Blogging Mistakes You're Making On Your Brand's Blog

Sarah Leung
June 15, 2015

If you have made the decision to start a blog for your brand, congratulations on a smart move. Blogging is a great way for brands to get customers acquainted with products and encourage them to do business with you. However, brands can sometimes make common blogging mistakes that lead to low or nonexistent traffic. Here are five ways your blog can take a wrong turn and what you can do to put it on the right course.

Blogging Mistakes You're Probably Making

1. Your blog does not deliver real, consistent value to readers.

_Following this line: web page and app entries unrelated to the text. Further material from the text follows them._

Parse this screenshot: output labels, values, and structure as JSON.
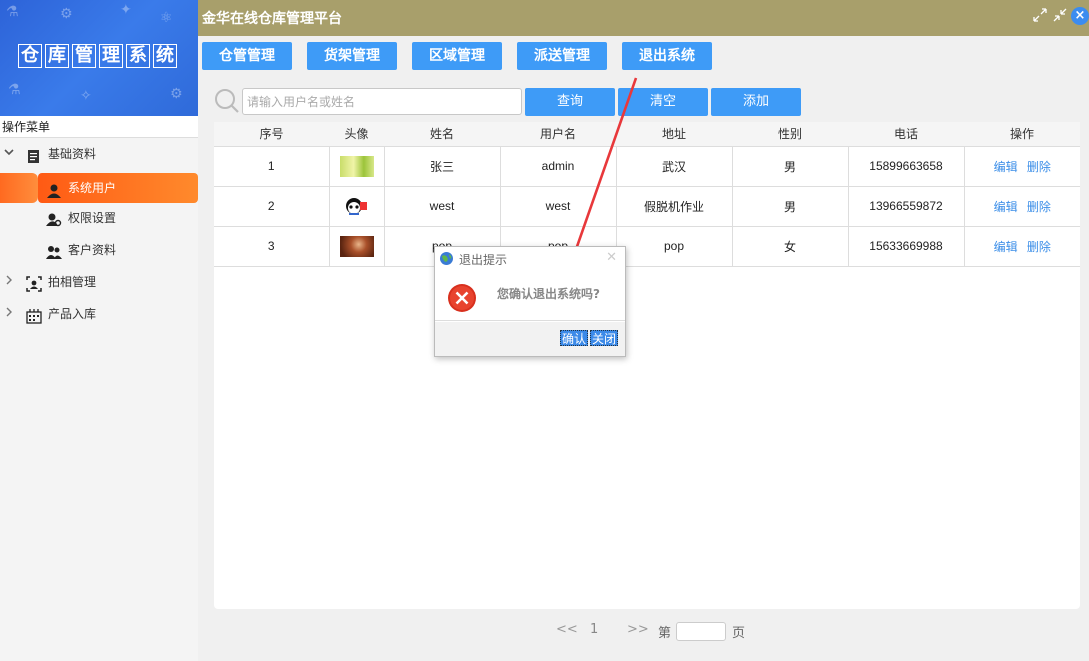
{
  "app": {
    "logo_chars": [
      "仓",
      "库",
      "管",
      "理",
      "系",
      "统"
    ],
    "title": "金华在线仓库管理平台"
  },
  "sidebar": {
    "header": "操作菜单",
    "groups": [
      {
        "label": "基础资料",
        "expanded": true,
        "icon": "document-icon"
      },
      {
        "label": "拍相管理",
        "expanded": false,
        "icon": "camera-frame-icon"
      },
      {
        "label": "产品入库",
        "expanded": false,
        "icon": "inventory-icon"
      }
    ],
    "items": [
      {
        "label": "系统用户",
        "icon": "user-icon",
        "active": true
      },
      {
        "label": "权限设置",
        "icon": "user-key-icon",
        "active": false
      },
      {
        "label": "客户资料",
        "icon": "users-icon",
        "active": false
      }
    ]
  },
  "nav": {
    "buttons": [
      "仓管管理",
      "货架管理",
      "区域管理",
      "派送管理",
      "退出系统"
    ]
  },
  "search": {
    "placeholder": "请输入用户名或姓名",
    "value": "",
    "query_label": "查询",
    "clear_label": "清空",
    "add_label": "添加"
  },
  "table": {
    "headers": [
      "序号",
      "头像",
      "姓名",
      "用户名",
      "地址",
      "性别",
      "电话",
      "操作"
    ],
    "rows": [
      {
        "no": "1",
        "name": "张三",
        "username": "admin",
        "address": "武汉",
        "gender": "男",
        "phone": "15899663658",
        "avatar": "green-avatar"
      },
      {
        "no": "2",
        "name": "west",
        "username": "west",
        "address": "假脱机作业",
        "gender": "男",
        "phone": "13966559872",
        "avatar": "panda-avatar"
      },
      {
        "no": "3",
        "name": "pop",
        "username": "pop",
        "address": "pop",
        "gender": "女",
        "phone": "15633669988",
        "avatar": "brown-avatar"
      }
    ],
    "edit_label": "编辑",
    "delete_label": "删除"
  },
  "pager": {
    "prev": "<<",
    "page": "1",
    "next": ">>",
    "prefix": "第",
    "suffix": "页",
    "input_value": ""
  },
  "dialog": {
    "title": "退出提示",
    "message": "您确认退出系统吗?",
    "confirm_label": "确认",
    "close_label": "关闭"
  },
  "colors": {
    "topbar": "#a89f6b",
    "button": "#3e9bf7",
    "active": "#ff6a20",
    "link": "#3b8ee8",
    "annotation_arrow": "#e8383b"
  }
}
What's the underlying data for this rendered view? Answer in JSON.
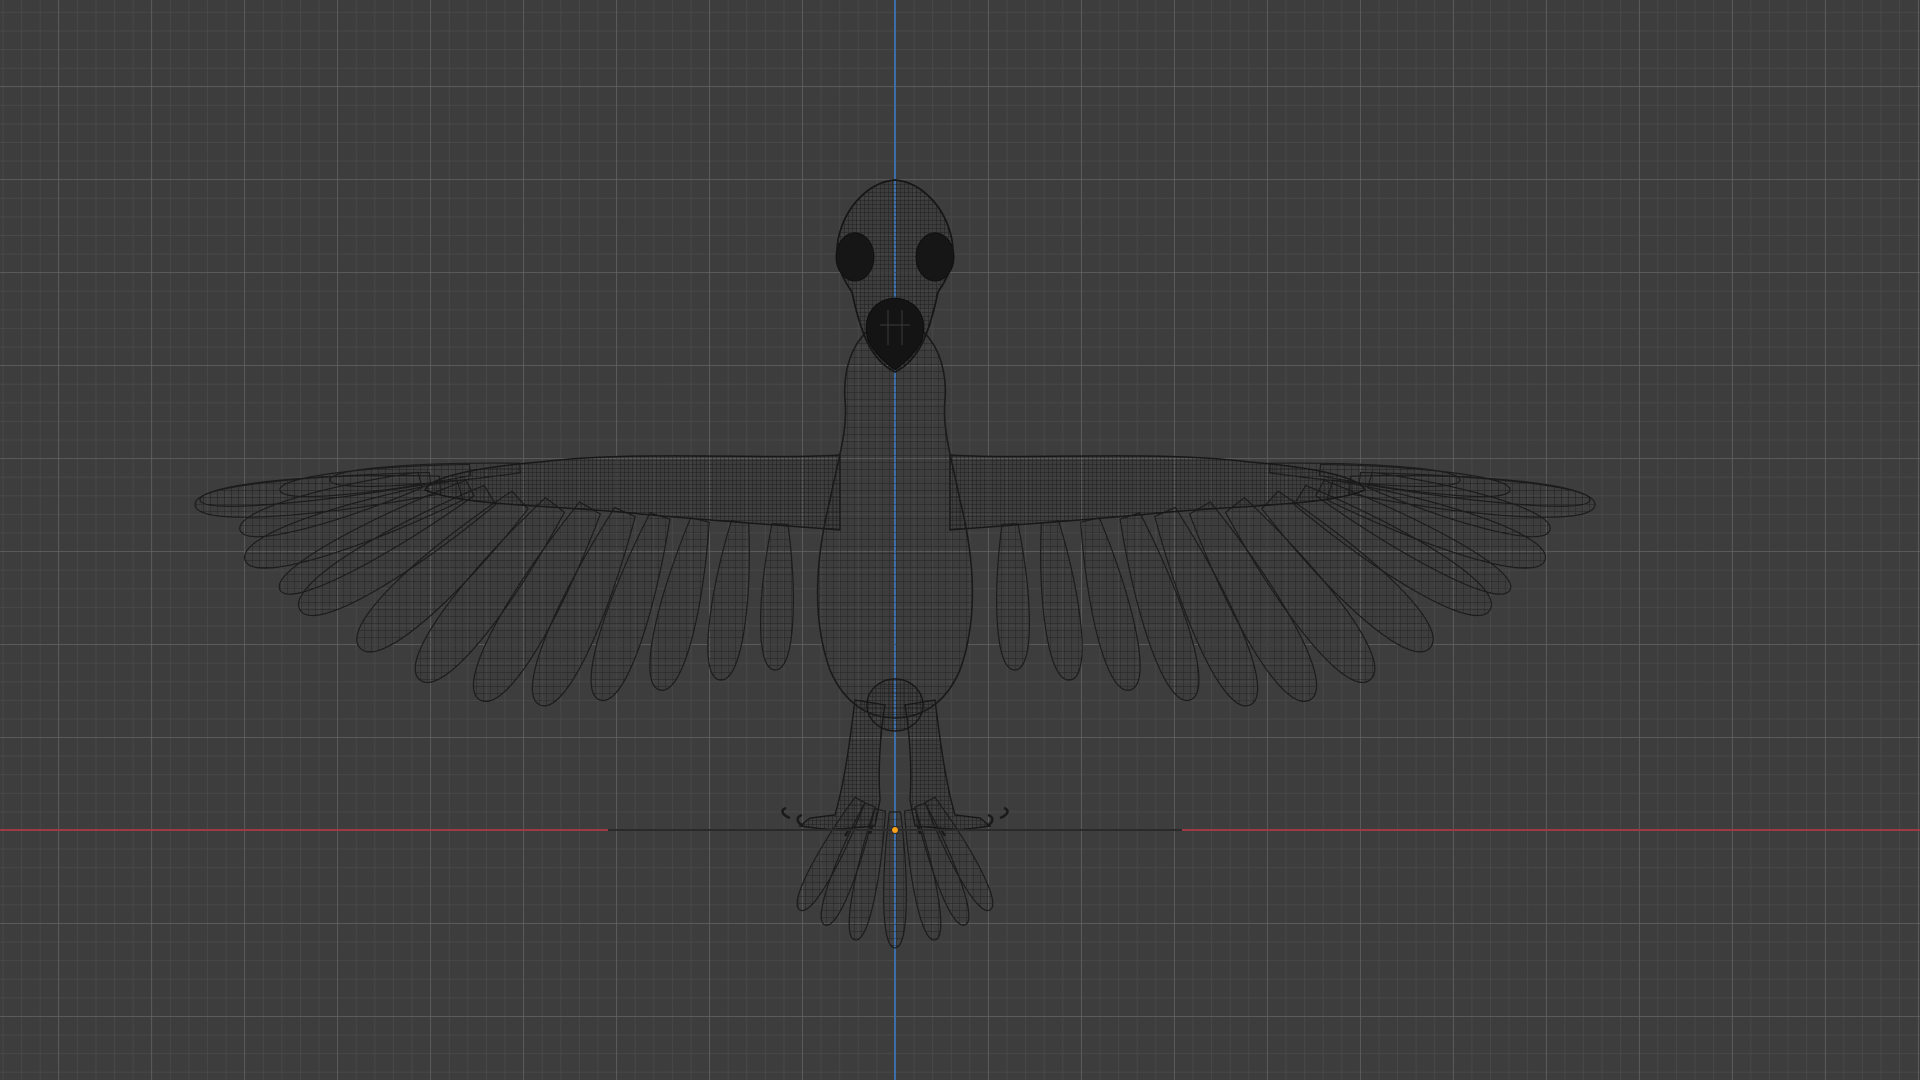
{
  "viewport": {
    "mode": "wireframe",
    "view": "front-orthographic",
    "object": "bird-mesh"
  },
  "colors": {
    "background": "#3d3d3d",
    "grid_major": "#696969",
    "grid_minor": "#505050",
    "x_axis": "#9e3a44",
    "z_axis": "#3e6ea8",
    "wire": "#1c1c1c",
    "origin": "#ffa21a"
  },
  "icons": [
    "origin-point"
  ]
}
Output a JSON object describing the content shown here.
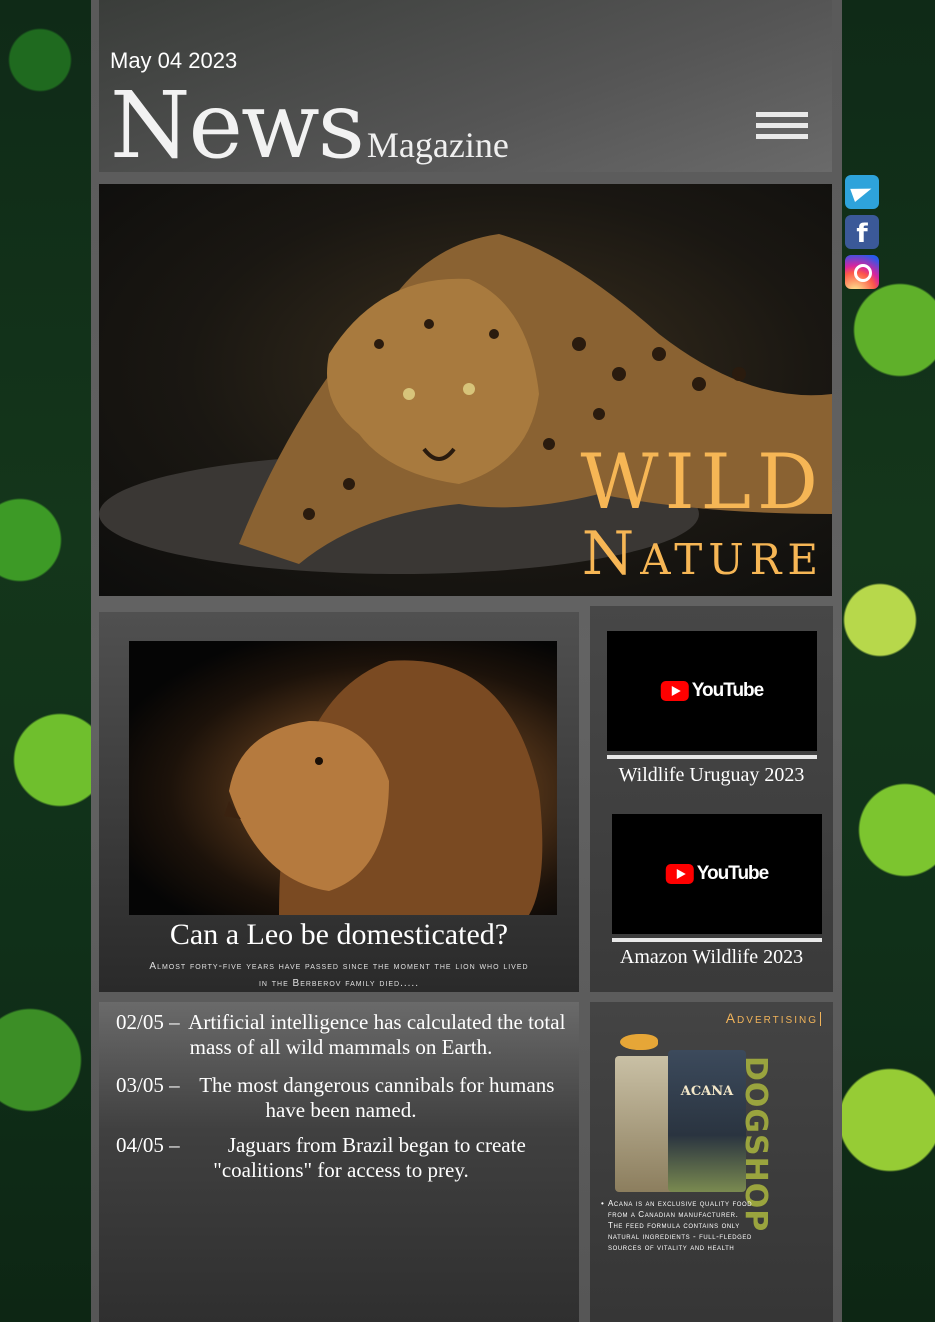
{
  "header": {
    "date": "May 04 2023",
    "brand_news": "News",
    "brand_magazine": "Magazine"
  },
  "hero": {
    "title_line1": "WILD",
    "title_line2": "Nature",
    "image": "leopard-photo"
  },
  "article": {
    "image": "lion-photo",
    "title": "Can a  Leo  be domesticated?",
    "subtitle": "Almost forty-five years have passed since the moment the lion who lived in the Berberov family died....."
  },
  "videos": [
    {
      "logo_text": "YouTube",
      "caption": "Wildlife Uruguay 2023"
    },
    {
      "logo_text": "YouTube",
      "caption": "Amazon Wildlife 2023"
    }
  ],
  "news": [
    {
      "date": "02/05 –",
      "text": "Artificial intelligence has calculated the total mass of all wild mammals on Earth."
    },
    {
      "date": "03/05 –",
      "text": "The most dangerous cannibals for humans have been named."
    },
    {
      "date": "04/05 –",
      "text": "Jaguars from Brazil began to create \"coalitions\" for access to prey."
    }
  ],
  "ad": {
    "label": "Advertising",
    "brand": "DOGSHOP",
    "product": "ACANA",
    "text": "Acana is an exclusive quality food from a Canadian manufacturer. The feed formula contains only natural ingredients - full-fledged sources of vitality and health"
  },
  "social": {
    "icons": [
      "telegram-icon",
      "facebook-icon",
      "instagram-icon"
    ],
    "facebook_glyph": "f"
  },
  "colors": {
    "accent": "#f6b655",
    "youtube_red": "#ff0000",
    "dogshop_green": "#9aa43e"
  }
}
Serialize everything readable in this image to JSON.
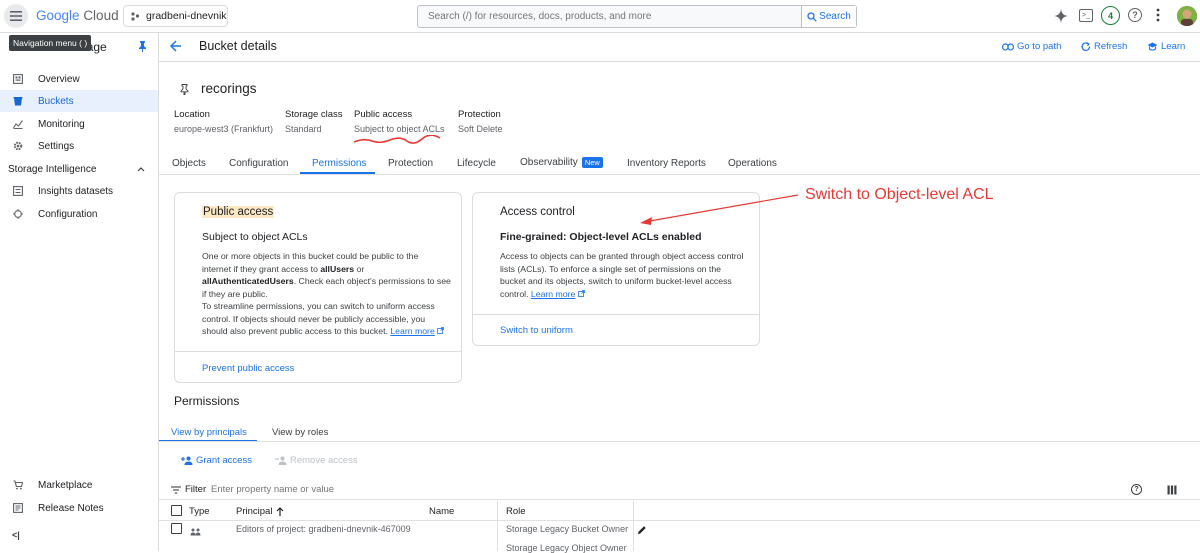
{
  "topbar": {
    "brand_google": "Google",
    "brand_cloud": "Cloud",
    "project": "gradbeni-dnevnik",
    "search_placeholder": "Search (/) for resources, docs, products, and more",
    "search_button": "Search",
    "notif_count": "4"
  },
  "tooltip": "Navigation menu ( )",
  "sidebar": {
    "product_title": "Cloud Storage",
    "items": [
      {
        "label": "Overview",
        "icon": "overview-icon"
      },
      {
        "label": "Buckets",
        "icon": "bucket-icon"
      },
      {
        "label": "Monitoring",
        "icon": "monitoring-icon"
      },
      {
        "label": "Settings",
        "icon": "gear-icon"
      }
    ],
    "section": "Storage Intelligence",
    "section_items": [
      {
        "label": "Insights datasets",
        "icon": "dataset-icon"
      },
      {
        "label": "Configuration",
        "icon": "configuration-icon"
      }
    ],
    "bottom_items": [
      {
        "label": "Marketplace",
        "icon": "cart-icon"
      },
      {
        "label": "Release Notes",
        "icon": "notes-icon"
      }
    ],
    "collapse": "<|"
  },
  "header": {
    "title": "Bucket details",
    "goto": "Go to path",
    "refresh": "Refresh",
    "learn": "Learn"
  },
  "bucket": {
    "name": "recorings",
    "props": [
      {
        "label": "Location",
        "value": "europe-west3 (Frankfurt)"
      },
      {
        "label": "Storage class",
        "value": "Standard"
      },
      {
        "label": "Public access",
        "value": "Subject to object ACLs"
      },
      {
        "label": "Protection",
        "value": "Soft Delete"
      }
    ]
  },
  "tabs": [
    "Objects",
    "Configuration",
    "Permissions",
    "Protection",
    "Lifecycle",
    "Observability",
    "Inventory Reports",
    "Operations"
  ],
  "new_badge": "New",
  "public_card": {
    "title": "Public access",
    "subtitle": "Subject to object ACLs",
    "l1": "One or more objects in this bucket could be public to the",
    "l2a": "internet if they grant access to ",
    "l2b": "allUsers",
    "l2c": " or",
    "l3a": "allAuthenticatedUsers",
    "l3b": ". Check each object's permissions to see",
    "l4": "if they are public.",
    "l5": "To streamline permissions, you can switch to uniform access",
    "l6": "control. If objects should never be publicly accessible, you",
    "l7": "should also prevent public access to this bucket. ",
    "learn": "Learn more",
    "action": "Prevent public access"
  },
  "access_card": {
    "title": "Access control",
    "subtitle": "Fine-grained: Object-level ACLs enabled",
    "l1": "Access to objects can be granted through object access control",
    "l2": "lists (ACLs). To enforce a single set of permissions on the",
    "l3": "bucket and its objects, switch to uniform bucket-level access",
    "l4": "control. ",
    "learn": "Learn more",
    "action": "Switch to uniform"
  },
  "annotation": "Switch to Object-level ACL",
  "permissions": {
    "title": "Permissions",
    "view_principals": "View by principals",
    "view_roles": "View by roles",
    "grant": "Grant access",
    "remove": "Remove access",
    "filter_label": "Filter",
    "filter_placeholder": "Enter property name or value",
    "columns": [
      "Type",
      "Principal",
      "Name",
      "Role"
    ],
    "rows": [
      {
        "principal": "Editors of project: gradbeni-dnevnik-467009",
        "name": "",
        "roles": [
          "Storage Legacy Bucket Owner",
          "Storage Legacy Object Owner"
        ]
      }
    ]
  },
  "colors": {
    "accent": "#1a73e8",
    "annotation": "#e53935",
    "active_bg": "#e8f0fe",
    "highlight": "#fde8c4"
  }
}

Of all these blogging mistakes, this one is at the top. High-quality information that readers find valuable is the foundation of a successful blog. If you limit yourself to the odd press release or find yourself posting low quality images, don’t be surprised if readers ignore your efforts. Many businesses tend to focus on SEO––stuffing their blog posts with relevant “keywords” but sacrificing the quality of their content in the process. Using appropriate keywords in your posts is an important tactic to increase search visibility, but never rely on that tactic alone. Keyword planning should be a natural part of high-quality content creation that keeps readers coming back for more. Furthermore, once you have identified the types of topics that will deliver the most value to your readers (see next point), prepare an editorial calendar for publishing posts on a regular basis. While you do not necessarily need to publish a new post every day, it’s important to get on a schedule and post consistently.

2. You have not identified topics that are valuable to your readers.

First, decide who your audience is. Are you blogging for your end customers? Or the retail buyers who place wholesale orders? Are you blogging for both? Figuring out whom you’re writing for is a crucial step to starting a successful blog. If you already have a blog in place, see what types of posts inspire comments and questions. If readers raised some interesting points in comments to one of your posts, for example, use them as fodder for the topic of your next post. If you’re just starting your blog, brainstorm ideas. What are your readers really interested in? One topic suggestion to get you started? Product backstories. Retail buyers and end customers alike often want to feel that they are participating in a story when they make a purchase. For wholesale customers, these stories can help their own sales efforts in turn. Keep in mind thatany stories involving your business specifically (e.g. new hires or strategic decisions) need to be relevant for your customers. If they aren’t, don’t post them.

3. You are not presenting your content in a straightforward way.

Blog readers tend to consume information quickly and have short attention spans. Get to the point and make it clear. For starters, make sure you are using clearly worded titles for all of your blog posts. Lists, section headings, and liberal use of paragraph breaks are also greatly appreciated by readers.

4. You are not adding your own “personality” to posts.

Blog readers derive value not only from content you create, but also your point of view. For a real-life example, see BoostedBoards’ blog post on their opinions about skateboard design, as well as how they select electric skateboard parts and test them. (The post is also a good example of a product backstory, incidentally.) From that post alone, readers can get a feel for the amount of technical expertise behind the brand, and their dedication to “getting it right.”

5. You are not promoting your blog posts via social media, email, and other distribution channels.

You should not expect readers to remember to visit your blog to check for new content. You can, however, reasonably expect them to check their email and view social media platforms like LinkedIn or Facebook regularly. Make sure you are letting your readers know each time you publish a new post by announcing it on your social media platforms, and send email notifications to those readers who’ve agreed to receive email updates. Find other ways to distribute and “amplify” your content. Have great images? Pin them on Pinterest with a link to the post. You can also syndicate your blog posts on other sites. Remember, finally, that you will never go wrong by monitoring and responding to comments from your readers.  Ask for feedback early and often.